The above theorem is due to Katetov and can be found in [2]. It shows that the hereditarily normality of a cross product imposes quite strong restrictions on the factors. As a quick example, if both $Y_1$ and $Y_2$ are compact, for $Y_1 \times Y_2$ to be hereditarily normal, both $Y_1$ and $Y_2$ must be perfectly normal.

Another example. Let $W=\omega_1+1$, the succesor of the first uncountable ordinal with the order topology. Note that $W$ is not perfectly normal since the point $\omega_1$ is not a $G_\delta$ point. Then for any compact space $Y$, $W \times Y$ is not hereditarily normal. Let $C=\omega+1$, the successor of the first infinite ordinal with the order topology (essentially a convergent sequence with the limit point). The product $W \times C$ is the Tychonoff plank and based on the discussion here is not hereditarily normal.
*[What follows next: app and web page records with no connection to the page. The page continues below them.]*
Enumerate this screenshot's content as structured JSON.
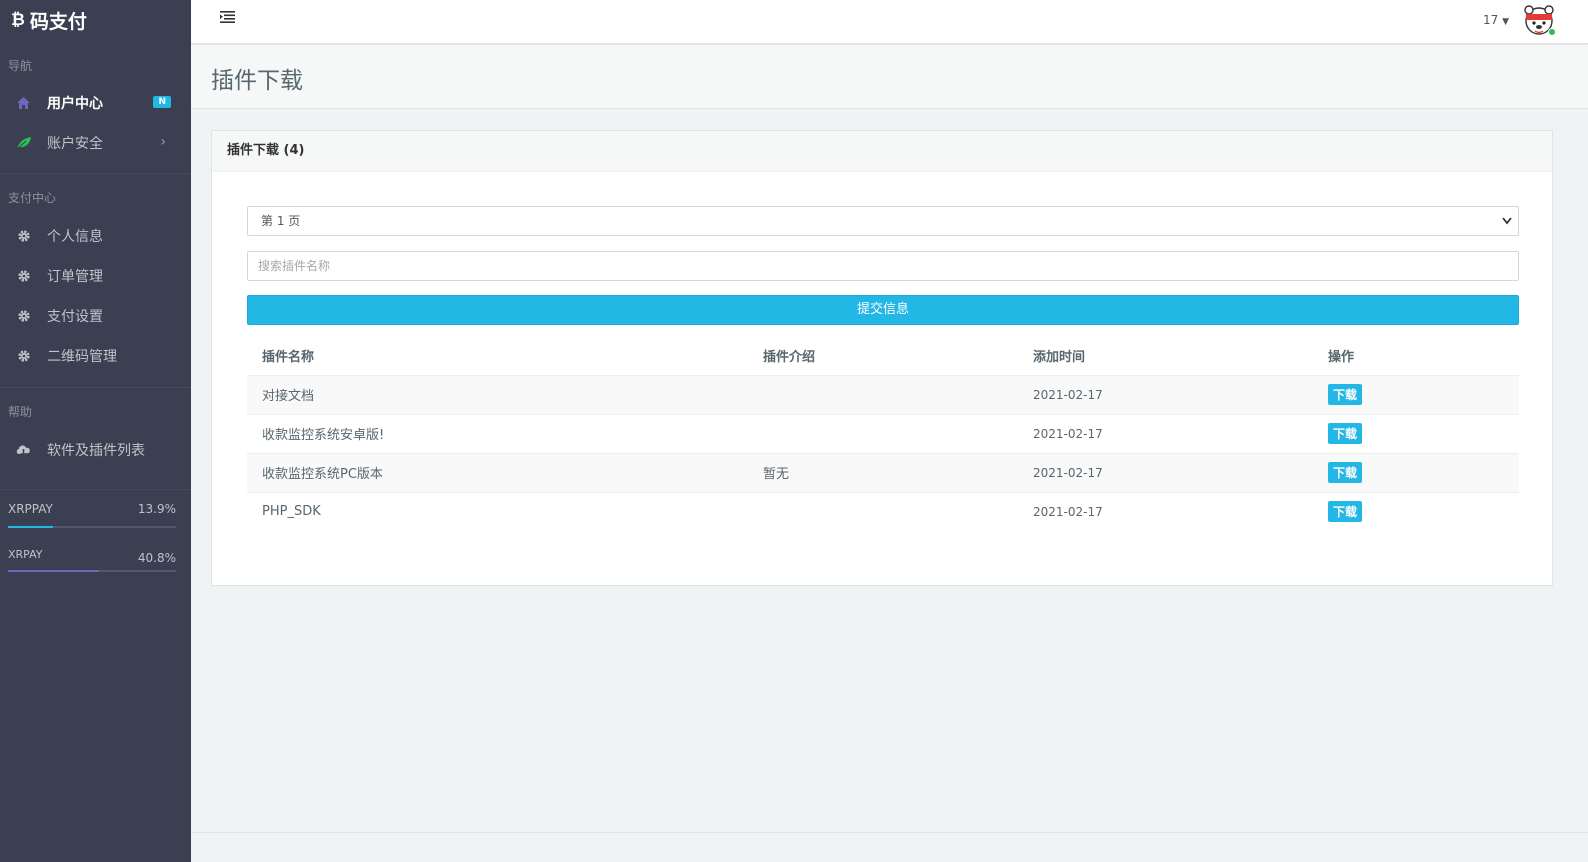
{
  "brand": {
    "logo": "₿",
    "name": "码支付"
  },
  "sidebar": {
    "sections": [
      {
        "heading": "导航"
      },
      {
        "heading": "支付中心"
      },
      {
        "heading": "帮助"
      }
    ],
    "nav": [
      {
        "label": "用户中心",
        "icon": "home-icon",
        "badge": "N",
        "active": true
      },
      {
        "label": "账户安全",
        "icon": "leaf-icon",
        "has_submenu": true
      },
      {
        "label": "个人信息",
        "icon": "gear-icon"
      },
      {
        "label": "订单管理",
        "icon": "gear-icon"
      },
      {
        "label": "支付设置",
        "icon": "gear-icon"
      },
      {
        "label": "二维码管理",
        "icon": "gear-icon"
      },
      {
        "label": "软件及插件列表",
        "icon": "cloud-download-icon"
      }
    ],
    "stats": [
      {
        "label": "XRPPAY",
        "value": "13.9%",
        "progress": 0.27,
        "color": "#23b7e5"
      },
      {
        "label": "XRPAY",
        "value": "40.8%",
        "progress": 0.54,
        "color": "#7266ba"
      }
    ]
  },
  "topbar": {
    "user_num": "17"
  },
  "page": {
    "title": "插件下载"
  },
  "panel": {
    "heading": "插件下载 (4)",
    "page_select": "第 1 页",
    "search_placeholder": "搜索插件名称",
    "submit_label": "提交信息",
    "table": {
      "headers": [
        "插件名称",
        "插件介绍",
        "添加时间",
        "操作"
      ],
      "rows": [
        {
          "name": "对接文档",
          "desc": "",
          "date": "2021-02-17",
          "action": "下载"
        },
        {
          "name": "收款监控系统安卓版!",
          "desc": "",
          "date": "2021-02-17",
          "action": "下载"
        },
        {
          "name": "收款监控系统PC版本",
          "desc": "暂无",
          "date": "2021-02-17",
          "action": "下载"
        },
        {
          "name": "PHP_SDK",
          "desc": "",
          "date": "2021-02-17",
          "action": "下载"
        }
      ]
    }
  }
}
Usually the Tychonoff plank is shown to be not hereditarily normal by removing the cornor point $(\omega_1,\omega)$. The resulting space is the deleted Tychonoff plank and is not normal (see The Tychonoff Plank).

___________________________________________________________________________________

Reference

1. Engelking, R., General Topology, Revised and Completed edition, Heldermann Verlag, Berlin, 1989.
2. Przymusinski, T. C., Handbook of Set-Theoretic Topology (K. Kunen and J. E. Vaughan, eds), Elsevier Science Publishers B. V., Amsterdam, 781-826, 1984.
3. Willard, S., General Topology, Addison-Wesley Publishing Company, 1970.

___________________________________________________________________________________

$\copyright \ \ 2012$